A 73-YEAR-OLD grandad has conquered Africa’s highest mountain after undergoing revolutionary knee surgery.
Terry Gregory, of Lynemouth, defied the odds to get to the top of Kilimanjaro in Tanzania, 19,000ft above sea level, just over a year after having his knee replaced using computer-navigated surgery.
The retired businessman has also been able to go skiing again after his knee was replaced using the OrthoPilot technique.
“It has been amazing,” said Terry, a grandfather of one. “Within five months, I was skiing again, and 15 months after the surgery, I was standing on top of Kilimanjaro.
“I have always led an active life and after, surviving prostate cancer, I was determined to see places and do things I’d never had the chance to experience before – and I did.

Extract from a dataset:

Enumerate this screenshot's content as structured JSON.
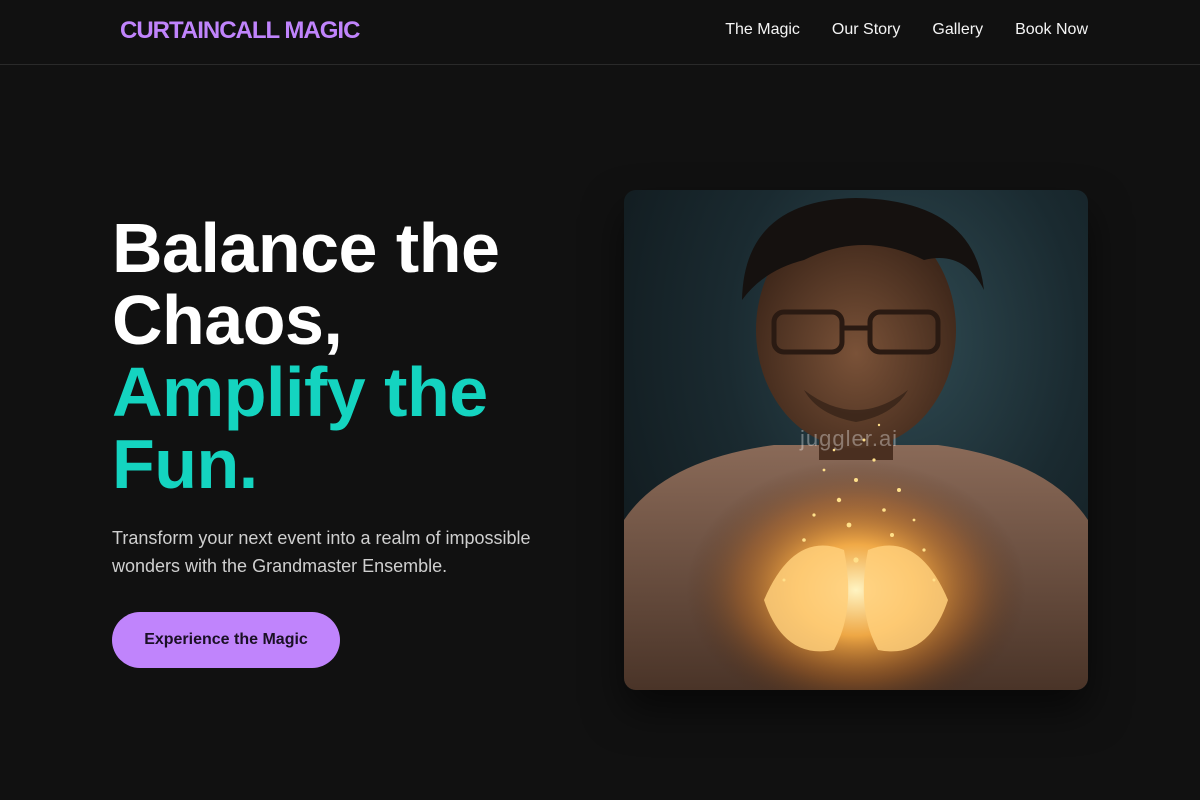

“I walked the Inca Trail in Peru and visited Madagascar and the Galapagos Islands and China, but my knee got progressively worse and was so painful in the end that I couldn’t walk any distance without poles and could barely get up the stairs.”
Terry was keen to get active again, so he opted to have his knee replaced by orthopaedic surgeon Derek Bickerstaff in Sheffield and is glad he did.
“This type of activity is not recommended after knee replacement, but it just goes to show what can be achieved if you correctly implant a knee into a very determined patient,” said Derek.